Task instructions:
Return all the lines below in which the string "無名小站" appears.

----

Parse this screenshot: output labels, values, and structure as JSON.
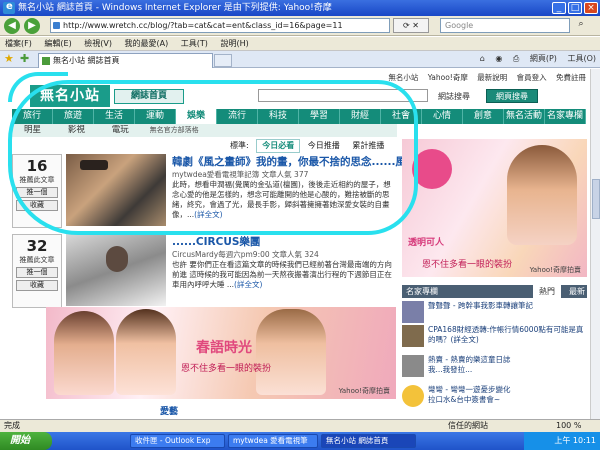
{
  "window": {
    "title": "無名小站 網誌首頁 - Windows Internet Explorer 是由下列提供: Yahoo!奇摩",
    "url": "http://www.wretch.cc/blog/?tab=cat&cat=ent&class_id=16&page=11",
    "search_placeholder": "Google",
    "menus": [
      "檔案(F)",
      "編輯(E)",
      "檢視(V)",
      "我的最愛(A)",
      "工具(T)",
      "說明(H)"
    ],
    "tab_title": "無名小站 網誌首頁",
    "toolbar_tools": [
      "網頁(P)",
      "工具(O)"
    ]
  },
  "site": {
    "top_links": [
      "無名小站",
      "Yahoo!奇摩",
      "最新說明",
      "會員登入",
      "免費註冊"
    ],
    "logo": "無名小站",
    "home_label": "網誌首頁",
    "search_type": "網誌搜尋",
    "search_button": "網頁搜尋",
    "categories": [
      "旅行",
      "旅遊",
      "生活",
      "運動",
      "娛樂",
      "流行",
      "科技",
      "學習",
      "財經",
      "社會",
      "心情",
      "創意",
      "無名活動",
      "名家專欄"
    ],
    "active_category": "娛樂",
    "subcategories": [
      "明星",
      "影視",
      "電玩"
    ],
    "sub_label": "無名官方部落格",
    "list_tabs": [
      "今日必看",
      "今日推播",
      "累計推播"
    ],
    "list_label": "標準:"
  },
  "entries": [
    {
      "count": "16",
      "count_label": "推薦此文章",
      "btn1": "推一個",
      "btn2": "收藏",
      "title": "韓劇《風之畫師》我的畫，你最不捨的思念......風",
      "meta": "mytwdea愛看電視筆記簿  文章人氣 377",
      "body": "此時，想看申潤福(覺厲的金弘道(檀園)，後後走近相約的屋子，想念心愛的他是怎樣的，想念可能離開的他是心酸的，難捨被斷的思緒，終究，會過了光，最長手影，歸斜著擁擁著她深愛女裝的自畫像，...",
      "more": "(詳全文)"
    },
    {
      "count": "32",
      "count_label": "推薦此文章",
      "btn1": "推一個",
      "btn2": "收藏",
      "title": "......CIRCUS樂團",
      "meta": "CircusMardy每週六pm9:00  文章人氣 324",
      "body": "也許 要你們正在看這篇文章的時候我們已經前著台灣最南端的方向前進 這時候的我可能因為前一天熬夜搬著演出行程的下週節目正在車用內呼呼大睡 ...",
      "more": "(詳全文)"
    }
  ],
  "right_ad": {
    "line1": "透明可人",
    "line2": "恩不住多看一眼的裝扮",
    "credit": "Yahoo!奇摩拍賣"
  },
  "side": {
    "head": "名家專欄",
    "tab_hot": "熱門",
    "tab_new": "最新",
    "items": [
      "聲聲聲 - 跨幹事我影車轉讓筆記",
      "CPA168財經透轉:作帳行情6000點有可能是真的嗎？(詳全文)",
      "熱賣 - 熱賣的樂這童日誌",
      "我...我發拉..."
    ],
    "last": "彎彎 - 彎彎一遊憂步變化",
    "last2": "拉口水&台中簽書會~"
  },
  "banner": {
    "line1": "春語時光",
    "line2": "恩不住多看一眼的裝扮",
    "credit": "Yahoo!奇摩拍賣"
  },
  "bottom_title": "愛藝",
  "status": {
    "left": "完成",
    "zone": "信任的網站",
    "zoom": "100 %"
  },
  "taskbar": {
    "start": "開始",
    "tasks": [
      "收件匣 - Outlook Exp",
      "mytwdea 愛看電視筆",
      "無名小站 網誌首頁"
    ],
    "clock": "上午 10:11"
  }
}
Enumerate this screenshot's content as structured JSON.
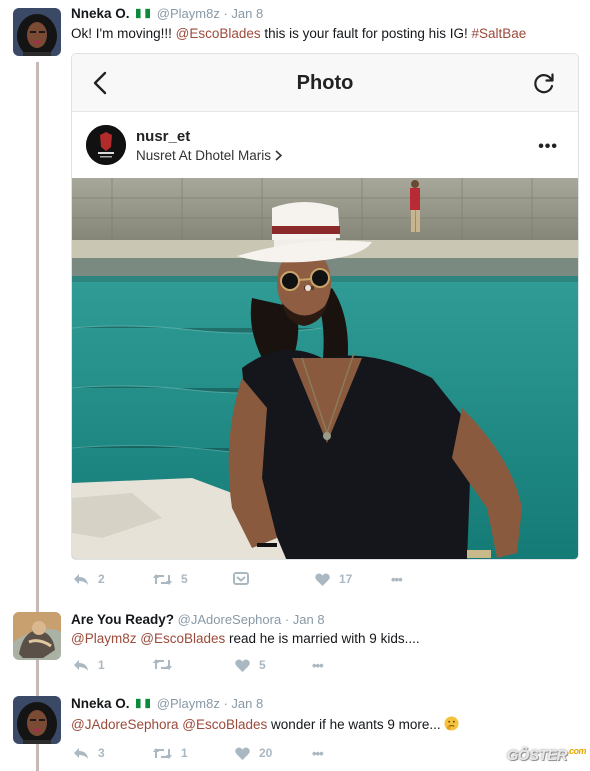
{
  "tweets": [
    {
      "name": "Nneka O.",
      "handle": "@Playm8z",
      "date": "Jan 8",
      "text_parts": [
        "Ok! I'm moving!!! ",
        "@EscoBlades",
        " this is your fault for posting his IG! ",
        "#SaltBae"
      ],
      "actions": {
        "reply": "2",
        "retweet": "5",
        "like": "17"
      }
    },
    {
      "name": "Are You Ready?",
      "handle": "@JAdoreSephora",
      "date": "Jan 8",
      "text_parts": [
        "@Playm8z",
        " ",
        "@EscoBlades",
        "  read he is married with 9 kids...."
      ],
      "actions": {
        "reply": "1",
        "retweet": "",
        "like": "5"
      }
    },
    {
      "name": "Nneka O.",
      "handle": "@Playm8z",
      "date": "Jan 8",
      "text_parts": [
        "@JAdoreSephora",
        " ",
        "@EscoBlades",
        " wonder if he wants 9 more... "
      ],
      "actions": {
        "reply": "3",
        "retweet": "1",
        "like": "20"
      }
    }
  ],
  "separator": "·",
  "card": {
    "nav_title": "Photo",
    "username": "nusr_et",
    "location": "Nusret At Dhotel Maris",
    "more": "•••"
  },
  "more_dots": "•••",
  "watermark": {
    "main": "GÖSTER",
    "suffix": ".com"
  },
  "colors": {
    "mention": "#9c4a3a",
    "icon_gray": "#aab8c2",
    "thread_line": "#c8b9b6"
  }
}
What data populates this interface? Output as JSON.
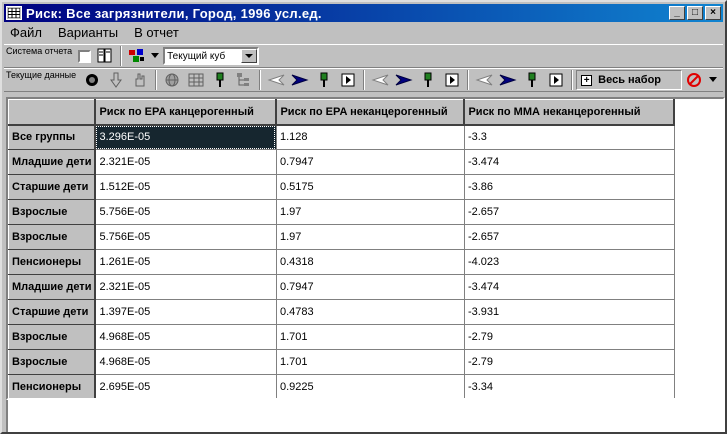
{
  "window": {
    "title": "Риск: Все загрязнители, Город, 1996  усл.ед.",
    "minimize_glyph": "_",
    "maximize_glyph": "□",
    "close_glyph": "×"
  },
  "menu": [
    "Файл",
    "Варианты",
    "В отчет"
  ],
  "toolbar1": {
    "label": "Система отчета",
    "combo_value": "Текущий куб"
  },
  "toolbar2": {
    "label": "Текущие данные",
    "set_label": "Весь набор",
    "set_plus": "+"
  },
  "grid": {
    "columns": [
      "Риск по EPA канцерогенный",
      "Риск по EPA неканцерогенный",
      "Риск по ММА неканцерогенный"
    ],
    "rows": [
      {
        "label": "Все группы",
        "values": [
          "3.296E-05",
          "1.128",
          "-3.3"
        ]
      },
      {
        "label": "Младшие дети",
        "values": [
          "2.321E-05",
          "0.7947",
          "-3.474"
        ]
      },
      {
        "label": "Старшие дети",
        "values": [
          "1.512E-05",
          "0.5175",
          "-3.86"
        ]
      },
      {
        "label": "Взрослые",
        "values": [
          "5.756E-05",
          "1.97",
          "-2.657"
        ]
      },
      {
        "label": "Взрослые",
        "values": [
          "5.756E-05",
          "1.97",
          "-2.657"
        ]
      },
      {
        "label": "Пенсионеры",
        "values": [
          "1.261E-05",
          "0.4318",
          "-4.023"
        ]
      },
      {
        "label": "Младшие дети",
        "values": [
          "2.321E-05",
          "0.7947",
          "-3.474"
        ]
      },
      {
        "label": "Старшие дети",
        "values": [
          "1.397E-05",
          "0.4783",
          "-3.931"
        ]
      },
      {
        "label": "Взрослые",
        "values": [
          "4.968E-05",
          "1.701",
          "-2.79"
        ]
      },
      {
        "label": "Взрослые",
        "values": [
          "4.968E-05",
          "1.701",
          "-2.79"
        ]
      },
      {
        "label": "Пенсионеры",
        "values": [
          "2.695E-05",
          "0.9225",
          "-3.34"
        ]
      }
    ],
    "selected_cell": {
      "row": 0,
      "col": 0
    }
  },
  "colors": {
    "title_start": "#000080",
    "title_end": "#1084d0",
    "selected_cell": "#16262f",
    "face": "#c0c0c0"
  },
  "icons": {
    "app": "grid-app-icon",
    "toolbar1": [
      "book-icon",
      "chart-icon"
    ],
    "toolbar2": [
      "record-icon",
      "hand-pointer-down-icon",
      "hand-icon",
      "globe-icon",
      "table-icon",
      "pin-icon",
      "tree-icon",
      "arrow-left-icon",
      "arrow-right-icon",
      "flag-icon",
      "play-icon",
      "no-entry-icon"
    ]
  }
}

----

Your solution:
    "title": "無名小站 網誌首頁 - Windows Internet Explorer 是由下列提供: Yahoo!奇摩",
    "tab_title": "無名小站 網誌首頁",
      "無名小站",
    "logo": "無名小站",
      "無名小站 網誌首頁"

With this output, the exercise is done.